Exercise requirements: Look for "Parse this screenshot: output" in the entries below. Write out that line and all later lines exactly, ending with the final one.

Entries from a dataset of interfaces
· · · · · · ·
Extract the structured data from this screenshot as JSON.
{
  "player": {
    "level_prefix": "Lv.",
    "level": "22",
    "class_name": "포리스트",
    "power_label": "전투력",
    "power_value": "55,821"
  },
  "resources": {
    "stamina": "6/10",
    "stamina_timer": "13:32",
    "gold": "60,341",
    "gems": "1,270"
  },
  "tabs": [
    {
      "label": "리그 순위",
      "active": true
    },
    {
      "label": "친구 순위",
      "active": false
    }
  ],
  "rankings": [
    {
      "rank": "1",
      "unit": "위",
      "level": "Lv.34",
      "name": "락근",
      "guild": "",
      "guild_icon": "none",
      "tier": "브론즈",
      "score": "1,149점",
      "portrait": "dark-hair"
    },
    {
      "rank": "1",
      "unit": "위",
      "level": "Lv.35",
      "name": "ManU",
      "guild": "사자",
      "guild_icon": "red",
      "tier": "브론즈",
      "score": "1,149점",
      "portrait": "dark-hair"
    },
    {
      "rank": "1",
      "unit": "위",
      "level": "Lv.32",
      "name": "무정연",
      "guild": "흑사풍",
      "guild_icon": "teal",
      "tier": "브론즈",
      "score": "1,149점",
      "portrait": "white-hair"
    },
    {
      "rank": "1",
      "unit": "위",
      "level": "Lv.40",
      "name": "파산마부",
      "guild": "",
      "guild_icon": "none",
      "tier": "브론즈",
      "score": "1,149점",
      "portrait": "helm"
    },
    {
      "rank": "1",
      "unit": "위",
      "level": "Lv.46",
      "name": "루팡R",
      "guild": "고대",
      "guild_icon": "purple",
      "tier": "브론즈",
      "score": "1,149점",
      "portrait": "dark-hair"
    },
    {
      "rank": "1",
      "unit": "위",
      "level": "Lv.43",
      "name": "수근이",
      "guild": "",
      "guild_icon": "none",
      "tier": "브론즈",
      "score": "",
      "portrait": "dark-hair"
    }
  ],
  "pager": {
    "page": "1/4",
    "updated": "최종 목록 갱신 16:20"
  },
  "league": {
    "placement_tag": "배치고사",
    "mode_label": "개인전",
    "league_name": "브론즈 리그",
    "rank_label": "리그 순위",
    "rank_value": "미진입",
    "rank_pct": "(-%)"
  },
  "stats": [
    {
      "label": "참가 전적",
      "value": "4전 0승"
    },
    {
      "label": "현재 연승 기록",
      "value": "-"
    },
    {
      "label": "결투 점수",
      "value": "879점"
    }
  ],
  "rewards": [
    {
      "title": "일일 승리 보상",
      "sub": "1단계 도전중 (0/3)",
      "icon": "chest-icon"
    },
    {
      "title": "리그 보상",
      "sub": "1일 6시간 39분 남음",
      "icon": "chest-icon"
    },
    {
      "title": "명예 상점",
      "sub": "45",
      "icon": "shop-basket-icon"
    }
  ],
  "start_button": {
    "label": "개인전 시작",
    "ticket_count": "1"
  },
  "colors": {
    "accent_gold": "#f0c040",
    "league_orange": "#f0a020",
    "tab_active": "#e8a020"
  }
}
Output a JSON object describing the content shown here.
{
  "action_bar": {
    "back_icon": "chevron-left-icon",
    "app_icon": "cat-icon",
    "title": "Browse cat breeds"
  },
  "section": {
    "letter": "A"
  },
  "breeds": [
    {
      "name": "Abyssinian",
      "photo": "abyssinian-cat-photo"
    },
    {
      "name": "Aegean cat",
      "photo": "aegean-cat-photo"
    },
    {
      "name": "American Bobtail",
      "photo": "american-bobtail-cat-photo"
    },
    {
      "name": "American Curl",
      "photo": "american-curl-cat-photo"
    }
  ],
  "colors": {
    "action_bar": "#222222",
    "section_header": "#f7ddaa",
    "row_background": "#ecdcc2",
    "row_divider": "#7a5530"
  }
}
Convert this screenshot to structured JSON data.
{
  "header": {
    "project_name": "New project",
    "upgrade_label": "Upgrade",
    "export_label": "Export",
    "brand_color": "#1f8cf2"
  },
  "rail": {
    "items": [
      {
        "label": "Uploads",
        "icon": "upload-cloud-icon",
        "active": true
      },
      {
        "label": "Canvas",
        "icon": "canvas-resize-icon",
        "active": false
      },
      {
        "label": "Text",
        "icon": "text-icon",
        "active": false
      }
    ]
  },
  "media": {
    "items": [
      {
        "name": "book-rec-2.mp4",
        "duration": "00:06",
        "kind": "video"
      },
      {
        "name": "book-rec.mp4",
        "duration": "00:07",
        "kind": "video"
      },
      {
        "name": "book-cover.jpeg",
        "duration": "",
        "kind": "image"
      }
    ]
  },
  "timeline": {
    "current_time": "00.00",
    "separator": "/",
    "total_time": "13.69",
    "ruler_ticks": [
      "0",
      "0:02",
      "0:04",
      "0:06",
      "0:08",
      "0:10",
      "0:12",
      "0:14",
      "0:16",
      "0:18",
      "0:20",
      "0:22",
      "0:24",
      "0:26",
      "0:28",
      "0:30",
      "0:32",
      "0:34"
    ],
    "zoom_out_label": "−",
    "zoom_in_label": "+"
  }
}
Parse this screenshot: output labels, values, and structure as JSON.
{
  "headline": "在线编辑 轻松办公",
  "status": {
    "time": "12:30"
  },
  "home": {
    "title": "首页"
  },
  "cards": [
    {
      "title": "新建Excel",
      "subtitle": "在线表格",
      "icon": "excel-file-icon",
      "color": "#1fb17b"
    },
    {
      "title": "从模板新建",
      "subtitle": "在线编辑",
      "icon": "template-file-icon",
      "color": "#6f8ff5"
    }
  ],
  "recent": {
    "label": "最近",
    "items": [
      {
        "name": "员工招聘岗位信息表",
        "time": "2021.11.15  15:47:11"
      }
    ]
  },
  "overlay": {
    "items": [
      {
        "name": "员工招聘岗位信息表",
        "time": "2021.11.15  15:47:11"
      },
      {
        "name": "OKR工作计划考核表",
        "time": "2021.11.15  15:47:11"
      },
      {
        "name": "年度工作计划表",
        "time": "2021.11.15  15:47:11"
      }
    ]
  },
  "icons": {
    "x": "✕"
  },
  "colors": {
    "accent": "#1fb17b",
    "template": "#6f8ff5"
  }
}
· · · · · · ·
Reply:
Parse this screenshot: output labels, values, and structure as JSON.
{
  "headline": "在线编辑 轻松办公",
  "status": {
    "time": "12:30"
  },
  "home": {
    "title": "首页"
  },
  "cards": [
    {
      "title": "新建Excel",
      "subtitle": "在线表格",
      "icon": "excel-file-icon",
      "color": "#1fb17b"
    },
    {
      "title": "从模板新建",
      "subtitle": "在线编辑",
      "icon": "template-file-icon",
      "color": "#6f8ff5"
    }
  ],
  "recent": {
    "label": "最近",
    "items": [
      {
        "name": "员工招聘岗位信息表",
        "time": "2021.11.15  15:47:11"
      }
    ]
  },
  "overlay": {
    "items": [
      {
        "name": "员工招聘岗位信息表",
        "time": "2021.11.15  15:47:11"
      },
      {
        "name": "OKR工作计划考核表",
        "time": "2021.11.15  15:47:11"
      },
      {
        "name": "年度工作计划表",
        "time": "2021.11.15  15:47:11"
      }
    ]
  },
  "icons": {
    "x": "✕"
  },
  "colors": {
    "accent": "#1fb17b",
    "template": "#6f8ff5"
  }
}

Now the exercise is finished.